In the first chapter of the Book of the Prophet Ezekiel, and the fourth chapter of the Revelation to John, we can find the description of a vision of the Holy One. In the vision from Ezekiel, there are four living creatures who draw the chariot of God and have fantastic form: human, but with four wings and four faces: a human face, a lion’s face, the face of an ox, and the face of an eagle. In the vision from Revelation, the four living creatures have one face, and six wings with eyes all around, even under the wings. The Christian community took these four living creatures as symbols of the four evangelists and their associated Gospels. In the Christian West, these symbols for the Evangelists were well established by the 4th century since St Jerome speaks of them in his Commentary on Matthew; although not everyone agrees with Jerome’s symbols, they are the most accepted interpretation.
The four living creatures are also symbolic of the message of the specific Gospels for which they have become the symbol: The human as a symbol for the Gospel of Matthew suggests that this Gospel stresses Christ’s humanity with its genealogy and its Jesus who reacts in very human ways. The lion associated with the Gospel of Mark is appropriate since this Gospel begins with a “voice crying in the wilderness,” just a a lion would roar, and it also speaks to resurrection. There was an ancient belief that lions were born dead and brought to life by the growling and caresses of their mothers, and the Gospel of Mark concludes with the resurrection of Jesus. The ox associated with the Gospel of Luke fits well since it speaks to the great sacrifice of Jesus, and the ox was an important animal for sacrifice as required in the Torah. The eagle associated with the Gospel of John speaks to the heavenly Jesus that has come from the Father to dwell on earth and who will one day return to the Father
There is another traditional way to look at the four symbols of the evangelists, where the symbols are the height of creation in their different species: human beings are made in the image and likeness of God and so are the height of creation; the lion is the best of the wild animals and often called the King of Beasts; the ox is the beast of sacrifice and the most revered of the domestic animals; and the eagle is the best of the bird kingdom.
At St Luke’s we have St Luke’s ox on many of our sacred objects. Many of the oxen are very small and might never be noticed with a casual glance. Some are big and bold – the St Luke’s banner is the image of a gold-winged ox and is very large; we use this banner on St Luke’s Day.
The processional cross used during Lent has the symbols of the evangelists on the ends of the bars of the cross. We never really see these, as it is always covered by the Lenten Array when used at services.
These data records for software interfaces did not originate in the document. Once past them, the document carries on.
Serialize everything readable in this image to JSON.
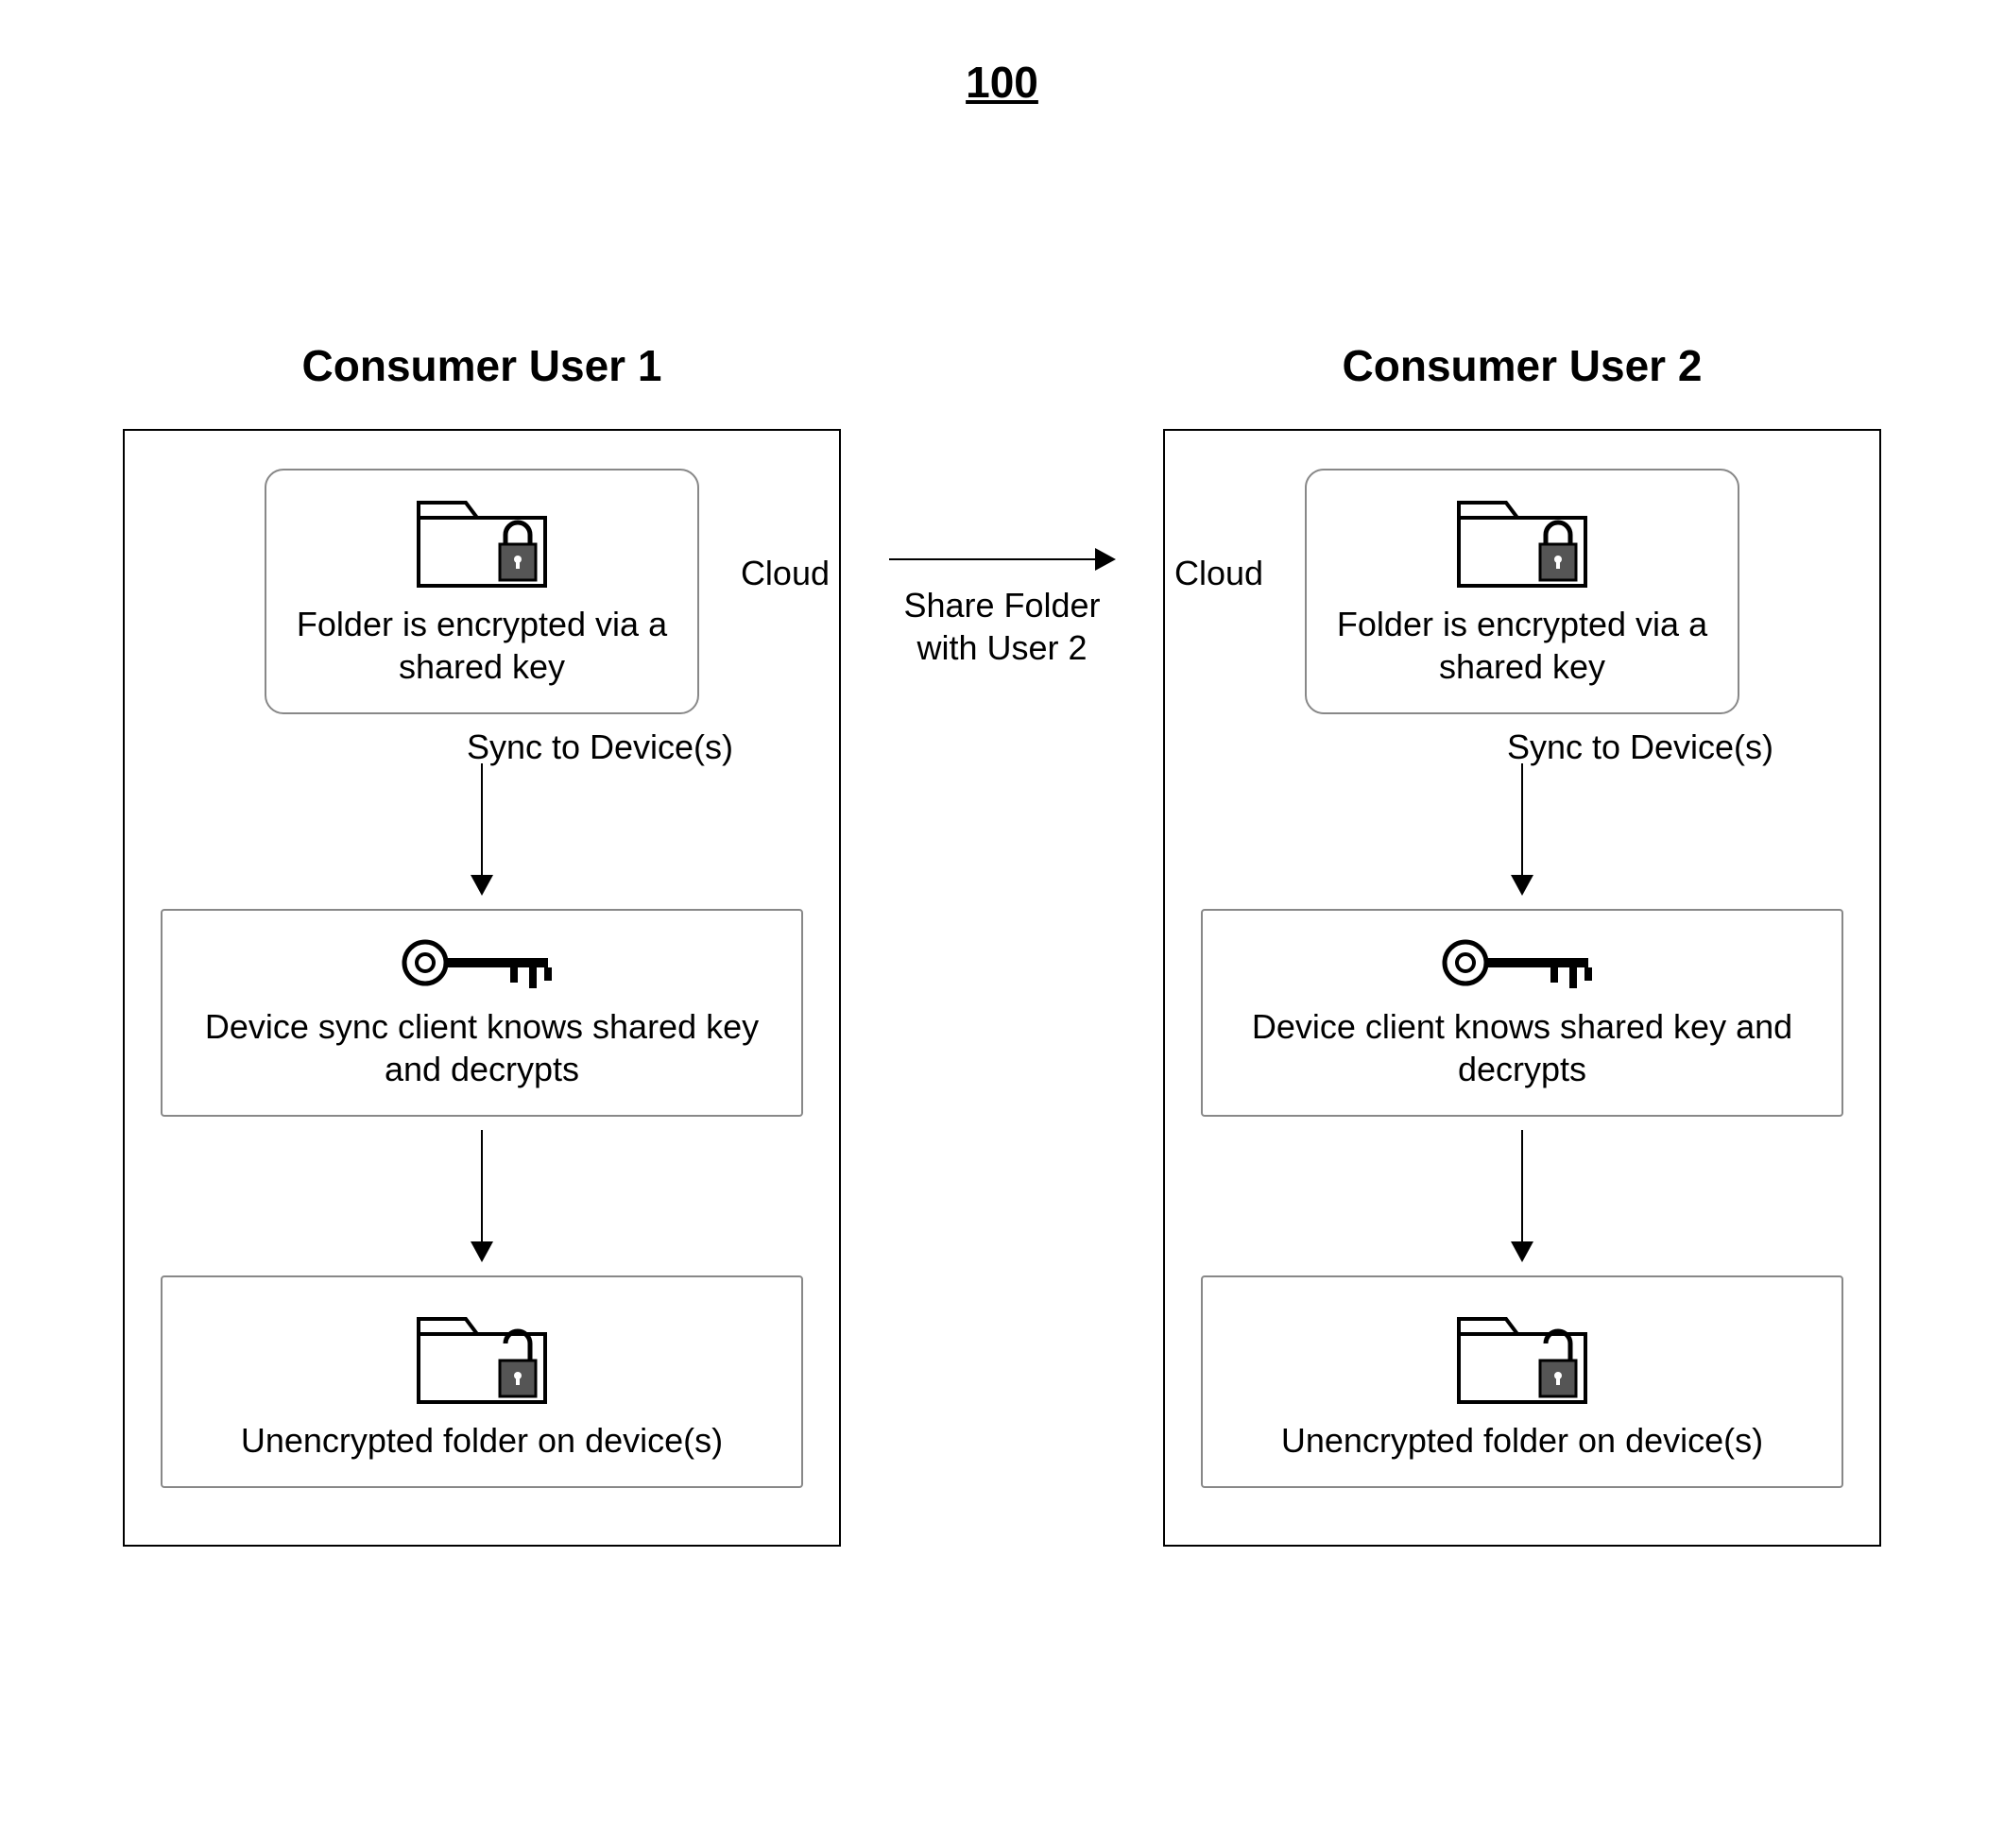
{
  "figure_number": "100",
  "users": {
    "u1": {
      "title": "Consumer User 1",
      "cloudLabel": "Cloud",
      "cloudCard": "Folder is encrypted via a shared key",
      "syncLabel": "Sync to Device(s)",
      "deviceCard": "Device sync client knows shared key and decrypts",
      "resultCard": "Unencrypted folder on device(s)"
    },
    "u2": {
      "title": "Consumer User 2",
      "cloudLabel": "Cloud",
      "cloudCard": "Folder is encrypted via a shared key",
      "syncLabel": "Sync to Device(s)",
      "deviceCard": "Device client knows shared key and decrypts",
      "resultCard": "Unencrypted folder on device(s)"
    }
  },
  "share": {
    "label": "Share Folder with User 2"
  }
}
The large silver salver that we use to bring the offerings to the altar during the 11:15 Rite II Choral Eucharist on Sundays and on major feast days has the evangelists symbols on the rim (ask one of the ushers, but you’ll have to wait until Eastertide as we do not use this plate during Lent).
The festive Gospel Book cover (it shines like gold!) also has the four evangelists’ symbols on it, and we use this on feast days and the Great 50 Days of Easter (something else to look forward to seeing!).
The symbols of the evangelists also appear on the John Walsted icon processional cross we use during most of the year, Luke’s ox is right below Christ’s left hand (and again, you will have to wait until the Sunday after Ascension Day to see this ox).
Stay tuned and WATCH THIS SPACE for more tales of our patron Saint! We’re going to have a walk around the chapel next time! For Luke, actually, is all around.
– Sean Scheller